Daily stand-up meetings are a great way to keep risks and issues at the forefront of the project. Stand-up meetings are a fast yet structured way to get a good sense of what’s happening with the team, coordinate work, and remove any blockers. Risk management is a team responsibility, so it’s essential to include risks and issues in these meetings.

Including risks and issues in daily stand-ups ensures that everyone is aware of the risks and their associated mitigating actions. It also maintains accountability for specific actions, which helps to ensure that the risks are addressed in a timely and effective manner.

At Sharktower, we’ve been using stand-ups across the whole team since day one. We’ve found that it’s a great way to keep everyone aligned and informed, which has helped us to deliver successful projects.

To gain more insight into enhancing project team meetings, take a look at our blog post “7 ways to improve project team meetings” We offer a wealth of tips and best practices that can assist you in running more effective and productive meetings.


7. Report on risks and issues

Risk management can be complicated, particularly for large and complex transformation programmes. In many companies, senior stakeholders are unlikely to log into a tool to view a project status report, so they’ll need the project manager to summarise the status and highest risks and issues; which often means they have to be exported.

Make sure all high impact risks are included in the report and encourage a discussion of the top-impacting risks at steering committee meetings so that executives get a chance to provide input and direction.


Sharktower’s risk matrix report allows you to view risks at portfolio or project level


Using a risk report ensures risks and issues are fully traceable, transparent and always linked to impacted deliverables. Allowing easy monitoring of required actions or decisions to resolve, in one place alongside all project work.


8. When the demand on your teams to support complex change gets too much, call in the experts

When your team is feeling overwhelmed by the demands of managing complex changes, it’s time to call in the experts – like the assurance team from our parent company, Proteus. Their consultants specialise in change assurance that’s based on data from 35,000 projects, giving your teams impartial, predictive insights that enable you to identify and address issues early and effectively.

From diagnosing the health of your current change program to establishing change assurance capabilities, this data-driven change assurance approach can help you achieve your project goals and minimise risk.


Watch a 3-minute demo

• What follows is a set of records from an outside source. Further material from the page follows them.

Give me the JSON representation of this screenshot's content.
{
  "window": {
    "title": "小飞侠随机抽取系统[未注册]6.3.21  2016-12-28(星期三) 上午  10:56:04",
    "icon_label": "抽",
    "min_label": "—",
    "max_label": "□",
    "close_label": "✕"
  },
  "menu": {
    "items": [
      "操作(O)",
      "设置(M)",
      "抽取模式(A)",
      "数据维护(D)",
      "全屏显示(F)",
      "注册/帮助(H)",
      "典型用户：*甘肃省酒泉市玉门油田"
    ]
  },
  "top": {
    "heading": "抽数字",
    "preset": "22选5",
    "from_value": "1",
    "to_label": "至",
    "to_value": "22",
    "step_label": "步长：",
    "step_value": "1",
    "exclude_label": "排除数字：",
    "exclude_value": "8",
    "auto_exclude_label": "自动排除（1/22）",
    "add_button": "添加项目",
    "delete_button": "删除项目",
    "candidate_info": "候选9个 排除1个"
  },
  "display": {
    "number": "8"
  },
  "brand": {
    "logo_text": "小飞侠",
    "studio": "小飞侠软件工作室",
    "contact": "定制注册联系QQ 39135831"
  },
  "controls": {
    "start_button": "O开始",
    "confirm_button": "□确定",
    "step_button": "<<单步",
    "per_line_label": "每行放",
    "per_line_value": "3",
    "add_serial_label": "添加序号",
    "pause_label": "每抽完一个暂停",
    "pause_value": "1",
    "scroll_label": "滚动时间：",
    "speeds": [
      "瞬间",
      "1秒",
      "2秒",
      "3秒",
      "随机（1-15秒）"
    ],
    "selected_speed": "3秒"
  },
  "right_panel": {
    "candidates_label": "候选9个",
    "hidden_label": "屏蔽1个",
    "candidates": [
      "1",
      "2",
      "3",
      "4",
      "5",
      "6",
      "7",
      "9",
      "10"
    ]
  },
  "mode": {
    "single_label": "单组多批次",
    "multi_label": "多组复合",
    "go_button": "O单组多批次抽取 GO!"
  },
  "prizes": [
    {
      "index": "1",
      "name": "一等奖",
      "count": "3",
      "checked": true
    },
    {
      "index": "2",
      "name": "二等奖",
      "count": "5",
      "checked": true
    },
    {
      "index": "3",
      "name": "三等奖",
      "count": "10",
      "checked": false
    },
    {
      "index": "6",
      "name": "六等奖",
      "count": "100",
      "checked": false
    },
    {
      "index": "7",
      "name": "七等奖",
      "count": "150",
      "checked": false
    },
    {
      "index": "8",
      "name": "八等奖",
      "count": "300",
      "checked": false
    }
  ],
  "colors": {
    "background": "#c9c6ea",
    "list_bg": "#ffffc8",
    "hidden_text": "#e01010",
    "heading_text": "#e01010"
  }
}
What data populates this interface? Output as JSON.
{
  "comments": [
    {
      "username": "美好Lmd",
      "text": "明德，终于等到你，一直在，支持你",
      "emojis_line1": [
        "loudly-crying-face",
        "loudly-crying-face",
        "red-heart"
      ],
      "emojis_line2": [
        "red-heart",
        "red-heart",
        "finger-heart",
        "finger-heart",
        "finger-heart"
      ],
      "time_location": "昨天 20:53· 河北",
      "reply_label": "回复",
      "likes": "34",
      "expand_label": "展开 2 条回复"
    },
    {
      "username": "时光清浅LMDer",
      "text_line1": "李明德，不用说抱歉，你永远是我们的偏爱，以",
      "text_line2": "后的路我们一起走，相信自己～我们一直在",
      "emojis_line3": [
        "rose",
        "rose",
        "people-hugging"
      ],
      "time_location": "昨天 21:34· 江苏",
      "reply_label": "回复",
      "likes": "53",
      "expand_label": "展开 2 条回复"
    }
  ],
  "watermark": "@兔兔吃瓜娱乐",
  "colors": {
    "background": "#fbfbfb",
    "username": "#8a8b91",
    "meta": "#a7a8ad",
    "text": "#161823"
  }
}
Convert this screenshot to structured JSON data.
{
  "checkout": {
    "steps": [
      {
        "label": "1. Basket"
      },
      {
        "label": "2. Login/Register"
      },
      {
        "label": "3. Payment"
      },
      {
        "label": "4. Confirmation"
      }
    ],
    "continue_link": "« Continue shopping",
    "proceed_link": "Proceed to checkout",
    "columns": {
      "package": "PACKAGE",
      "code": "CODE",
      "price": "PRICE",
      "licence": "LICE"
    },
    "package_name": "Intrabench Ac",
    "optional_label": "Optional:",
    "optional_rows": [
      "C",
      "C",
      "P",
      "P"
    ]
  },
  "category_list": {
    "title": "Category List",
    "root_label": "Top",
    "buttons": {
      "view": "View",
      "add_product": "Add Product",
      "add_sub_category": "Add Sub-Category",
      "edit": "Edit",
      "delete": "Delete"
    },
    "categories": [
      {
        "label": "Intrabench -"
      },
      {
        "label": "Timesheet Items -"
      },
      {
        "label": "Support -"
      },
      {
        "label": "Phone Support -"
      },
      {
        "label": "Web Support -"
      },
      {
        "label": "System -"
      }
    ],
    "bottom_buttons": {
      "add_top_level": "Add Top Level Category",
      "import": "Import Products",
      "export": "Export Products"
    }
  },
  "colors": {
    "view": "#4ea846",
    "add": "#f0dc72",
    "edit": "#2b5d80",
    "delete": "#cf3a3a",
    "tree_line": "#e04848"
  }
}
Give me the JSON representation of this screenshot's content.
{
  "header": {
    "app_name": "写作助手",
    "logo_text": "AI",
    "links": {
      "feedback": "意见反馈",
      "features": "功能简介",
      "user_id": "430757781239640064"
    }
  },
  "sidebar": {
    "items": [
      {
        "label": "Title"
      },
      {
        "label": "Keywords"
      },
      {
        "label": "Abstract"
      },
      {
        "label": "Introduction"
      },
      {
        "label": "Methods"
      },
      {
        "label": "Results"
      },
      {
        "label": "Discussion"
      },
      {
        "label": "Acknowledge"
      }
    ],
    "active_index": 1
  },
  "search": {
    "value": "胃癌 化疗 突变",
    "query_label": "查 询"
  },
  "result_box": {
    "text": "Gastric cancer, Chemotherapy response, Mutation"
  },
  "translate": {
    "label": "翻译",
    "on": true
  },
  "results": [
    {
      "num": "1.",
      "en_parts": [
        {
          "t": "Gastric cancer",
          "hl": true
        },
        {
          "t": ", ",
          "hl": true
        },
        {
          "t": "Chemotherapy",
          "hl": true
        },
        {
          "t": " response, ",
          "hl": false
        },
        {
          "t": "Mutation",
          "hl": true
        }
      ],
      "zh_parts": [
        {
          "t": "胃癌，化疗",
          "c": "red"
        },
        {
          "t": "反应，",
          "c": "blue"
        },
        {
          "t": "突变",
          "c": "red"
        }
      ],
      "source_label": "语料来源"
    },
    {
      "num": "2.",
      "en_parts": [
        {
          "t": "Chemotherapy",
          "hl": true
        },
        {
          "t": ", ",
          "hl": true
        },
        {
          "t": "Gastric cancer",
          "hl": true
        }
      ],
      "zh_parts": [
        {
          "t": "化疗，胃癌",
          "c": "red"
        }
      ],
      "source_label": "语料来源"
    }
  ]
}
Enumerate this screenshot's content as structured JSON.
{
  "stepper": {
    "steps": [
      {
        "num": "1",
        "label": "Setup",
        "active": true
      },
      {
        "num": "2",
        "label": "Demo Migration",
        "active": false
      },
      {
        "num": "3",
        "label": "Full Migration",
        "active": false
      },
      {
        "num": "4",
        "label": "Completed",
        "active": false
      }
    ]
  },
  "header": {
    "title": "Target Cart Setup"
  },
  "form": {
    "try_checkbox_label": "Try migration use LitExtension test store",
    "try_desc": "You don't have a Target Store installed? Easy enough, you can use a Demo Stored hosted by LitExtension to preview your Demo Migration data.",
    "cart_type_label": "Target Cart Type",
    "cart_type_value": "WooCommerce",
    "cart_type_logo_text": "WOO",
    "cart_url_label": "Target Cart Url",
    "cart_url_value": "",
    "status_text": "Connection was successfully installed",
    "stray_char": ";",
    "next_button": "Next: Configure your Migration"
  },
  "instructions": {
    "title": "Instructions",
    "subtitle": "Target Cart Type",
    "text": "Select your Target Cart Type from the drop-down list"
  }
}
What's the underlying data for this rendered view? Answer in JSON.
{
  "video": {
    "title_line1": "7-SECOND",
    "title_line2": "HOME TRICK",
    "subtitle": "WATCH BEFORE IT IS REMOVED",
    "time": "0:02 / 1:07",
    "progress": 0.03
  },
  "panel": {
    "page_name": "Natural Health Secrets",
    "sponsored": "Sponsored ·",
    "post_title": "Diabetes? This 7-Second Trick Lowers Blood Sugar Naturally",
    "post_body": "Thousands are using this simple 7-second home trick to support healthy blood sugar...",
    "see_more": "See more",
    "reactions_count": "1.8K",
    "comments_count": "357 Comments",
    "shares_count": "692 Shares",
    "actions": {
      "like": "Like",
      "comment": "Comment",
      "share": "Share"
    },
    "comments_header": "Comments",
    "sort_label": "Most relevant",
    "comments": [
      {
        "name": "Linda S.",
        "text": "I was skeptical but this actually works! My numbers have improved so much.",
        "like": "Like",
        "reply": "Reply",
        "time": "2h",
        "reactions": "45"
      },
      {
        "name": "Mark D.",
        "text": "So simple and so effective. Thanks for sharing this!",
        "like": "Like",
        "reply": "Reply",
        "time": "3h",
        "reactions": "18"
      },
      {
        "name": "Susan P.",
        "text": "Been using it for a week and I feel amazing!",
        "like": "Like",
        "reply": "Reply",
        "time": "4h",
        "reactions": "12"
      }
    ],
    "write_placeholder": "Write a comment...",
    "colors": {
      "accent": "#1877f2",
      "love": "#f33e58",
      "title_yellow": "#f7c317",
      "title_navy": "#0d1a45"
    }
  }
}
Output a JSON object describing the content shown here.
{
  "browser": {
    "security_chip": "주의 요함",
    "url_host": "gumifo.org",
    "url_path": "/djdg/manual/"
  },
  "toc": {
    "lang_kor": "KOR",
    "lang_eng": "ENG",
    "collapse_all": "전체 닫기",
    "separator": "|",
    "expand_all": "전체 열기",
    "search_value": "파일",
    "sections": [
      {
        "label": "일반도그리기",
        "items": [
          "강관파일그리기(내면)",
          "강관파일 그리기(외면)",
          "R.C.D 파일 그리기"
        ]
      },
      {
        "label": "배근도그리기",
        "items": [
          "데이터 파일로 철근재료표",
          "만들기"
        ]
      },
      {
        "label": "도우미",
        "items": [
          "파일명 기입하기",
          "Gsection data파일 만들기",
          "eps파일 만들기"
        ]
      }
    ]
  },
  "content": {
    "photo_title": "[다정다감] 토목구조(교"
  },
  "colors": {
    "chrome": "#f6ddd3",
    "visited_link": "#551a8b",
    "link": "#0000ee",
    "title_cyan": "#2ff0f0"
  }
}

In this bite-sized demo, Sharktower’s Implementation Lead Neil Greenhorn shows how Sharktower makes managing risk simpler.



Let’s talk

Don’t let risks and issues derail your projects. If you’re a project manager looking to gain greater control over your project’s risk management, get in touch with us today to learn more about how Sharktower can help you achieve your goals.